What the task asks → Write out the data exactly, please, and omit the pictures.

[Website and app data records]
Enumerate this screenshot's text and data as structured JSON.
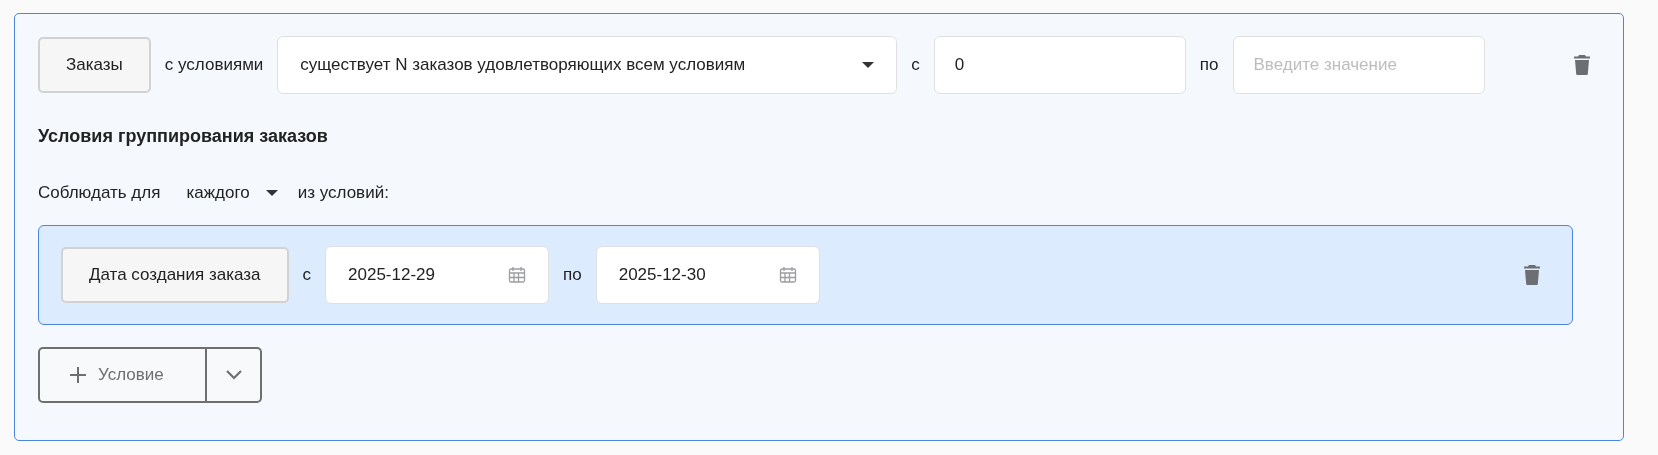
{
  "entity_button": "Заказы",
  "conditions_label": "с условиями",
  "mode_select": {
    "value": "существует N заказов удовлетворяющих всем условиям"
  },
  "from_label": "с",
  "from_field": {
    "value": "0"
  },
  "to_label": "по",
  "to_field": {
    "placeholder": "Введите значение"
  },
  "grouping_heading": "Условия группирования заказов",
  "match": {
    "prefix": "Соблюдать для",
    "value": "каждого",
    "suffix": "из условий:"
  },
  "conditions": [
    {
      "field_button": "Дата создания заказа",
      "from_label": "с",
      "from_date": "2025-12-29",
      "to_label": "по",
      "to_date": "2025-12-30"
    }
  ],
  "add_button": "Условие"
}
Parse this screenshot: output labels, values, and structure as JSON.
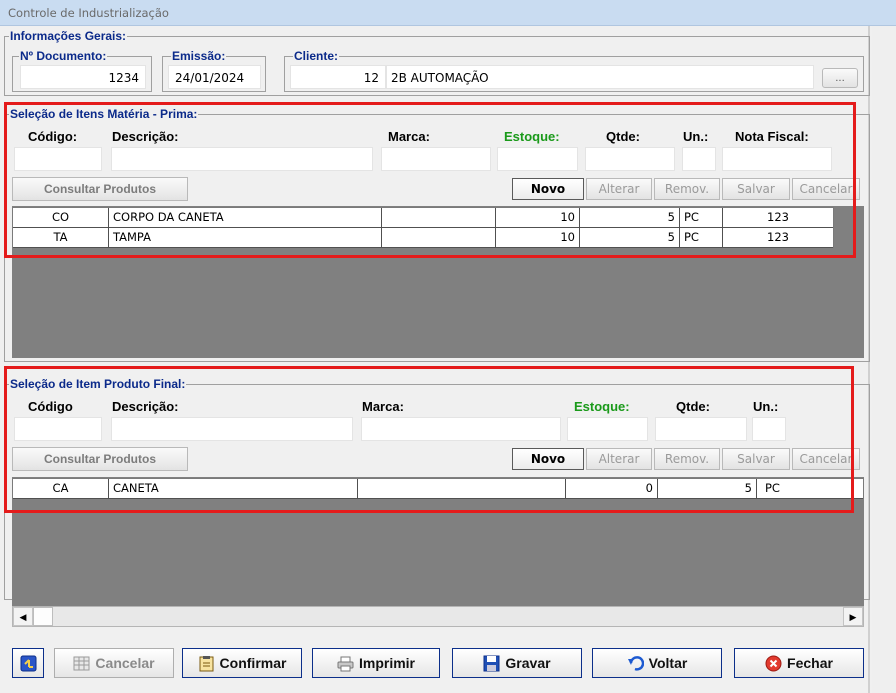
{
  "window": {
    "title": "Controle de Industrialização"
  },
  "info": {
    "legend": "Informações Gerais:",
    "documento_label": "Nº Documento:",
    "documento_value": "1234",
    "emissao_label": "Emissão:",
    "emissao_value": "24/01/2024",
    "cliente_label": "Cliente:",
    "cliente_code": "12",
    "cliente_name": "2B AUTOMAÇÃO",
    "lookup_label": "..."
  },
  "materia": {
    "legend": "Seleção de Itens Matéria - Prima:",
    "headers": {
      "codigo": "Código:",
      "descricao": "Descrição:",
      "marca": "Marca:",
      "estoque": "Estoque:",
      "qtde": "Qtde:",
      "un": "Un.:",
      "nota": "Nota Fiscal:"
    },
    "consult_label": "Consultar Produtos",
    "buttons": {
      "novo": "Novo",
      "alterar": "Alterar",
      "remover": "Remov.",
      "salvar": "Salvar",
      "cancelar": "Cancelar"
    },
    "rows": [
      {
        "codigo": "CO",
        "descricao": "CORPO DA CANETA",
        "marca": "",
        "estoque": "10",
        "qtde": "5",
        "un": "PC",
        "nota": "123"
      },
      {
        "codigo": "TA",
        "descricao": "TAMPA",
        "marca": "",
        "estoque": "10",
        "qtde": "5",
        "un": "PC",
        "nota": "123"
      }
    ]
  },
  "produto": {
    "legend": "Seleção de Item Produto Final:",
    "headers": {
      "codigo": "Código",
      "descricao": "Descrição:",
      "marca": "Marca:",
      "estoque": "Estoque:",
      "qtde": "Qtde:",
      "un": "Un.:"
    },
    "consult_label": "Consultar Produtos",
    "buttons": {
      "novo": "Novo",
      "alterar": "Alterar",
      "remover": "Remov.",
      "salvar": "Salvar",
      "cancelar": "Cancelar"
    },
    "rows": [
      {
        "codigo": "CA",
        "descricao": "CANETA",
        "marca": "",
        "estoque": "0",
        "qtde": "5",
        "un": "PC"
      }
    ]
  },
  "footer": {
    "cancelar": "Cancelar",
    "confirmar": "Confirmar",
    "imprimir": "Imprimir",
    "gravar": "Gravar",
    "voltar": "Voltar",
    "fechar": "Fechar"
  },
  "colors": {
    "accent": "#0b2a8a",
    "highlight_box": "#e41b1b",
    "stock_label": "#1a9a1a",
    "grid_bg": "#808080"
  }
}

Result for this exercise →
Enumerate this screenshot's text and data as structured JSON.
{
  "entity_button": "Заказы",
  "conditions_label": "с условиями",
  "mode_select": {
    "value": "существует N заказов удовлетворяющих всем условиям"
  },
  "from_label": "с",
  "from_field": {
    "value": "0"
  },
  "to_label": "по",
  "to_field": {
    "placeholder": "Введите значение"
  },
  "grouping_heading": "Условия группирования заказов",
  "match": {
    "prefix": "Соблюдать для",
    "value": "каждого",
    "suffix": "из условий:"
  },
  "conditions": [
    {
      "field_button": "Дата создания заказа",
      "from_label": "с",
      "from_date": "2025-12-29",
      "to_label": "по",
      "to_date": "2025-12-30"
    }
  ],
  "add_button": "Условие"
}
Parse this screenshot: output labels, values, and structure as JSON.
{
  "window": {
    "title": "Controle de Industrialização"
  },
  "info": {
    "legend": "Informações Gerais:",
    "documento_label": "Nº Documento:",
    "documento_value": "1234",
    "emissao_label": "Emissão:",
    "emissao_value": "24/01/2024",
    "cliente_label": "Cliente:",
    "cliente_code": "12",
    "cliente_name": "2B AUTOMAÇÃO",
    "lookup_label": "..."
  },
  "materia": {
    "legend": "Seleção de Itens Matéria - Prima:",
    "headers": {
      "codigo": "Código:",
      "descricao": "Descrição:",
      "marca": "Marca:",
      "estoque": "Estoque:",
      "qtde": "Qtde:",
      "un": "Un.:",
      "nota": "Nota Fiscal:"
    },
    "consult_label": "Consultar Produtos",
    "buttons": {
      "novo": "Novo",
      "alterar": "Alterar",
      "remover": "Remov.",
      "salvar": "Salvar",
      "cancelar": "Cancelar"
    },
    "rows": [
      {
        "codigo": "CO",
        "descricao": "CORPO DA CANETA",
        "marca": "",
        "estoque": "10",
        "qtde": "5",
        "un": "PC",
        "nota": "123"
      },
      {
        "codigo": "TA",
        "descricao": "TAMPA",
        "marca": "",
        "estoque": "10",
        "qtde": "5",
        "un": "PC",
        "nota": "123"
      }
    ]
  },
  "produto": {
    "legend": "Seleção de Item Produto Final:",
    "headers": {
      "codigo": "Código",
      "descricao": "Descrição:",
      "marca": "Marca:",
      "estoque": "Estoque:",
      "qtde": "Qtde:",
      "un": "Un.:"
    },
    "consult_label": "Consultar Produtos",
    "buttons": {
      "novo": "Novo",
      "alterar": "Alterar",
      "remover": "Remov.",
      "salvar": "Salvar",
      "cancelar": "Cancelar"
    },
    "rows": [
      {
        "codigo": "CA",
        "descricao": "CANETA",
        "marca": "",
        "estoque": "0",
        "qtde": "5",
        "un": "PC"
      }
    ]
  },
  "footer": {
    "cancelar": "Cancelar",
    "confirmar": "Confirmar",
    "imprimir": "Imprimir",
    "gravar": "Gravar",
    "voltar": "Voltar",
    "fechar": "Fechar"
  },
  "colors": {
    "accent": "#0b2a8a",
    "highlight_box": "#e41b1b",
    "stock_label": "#1a9a1a",
    "grid_bg": "#808080"
  }
}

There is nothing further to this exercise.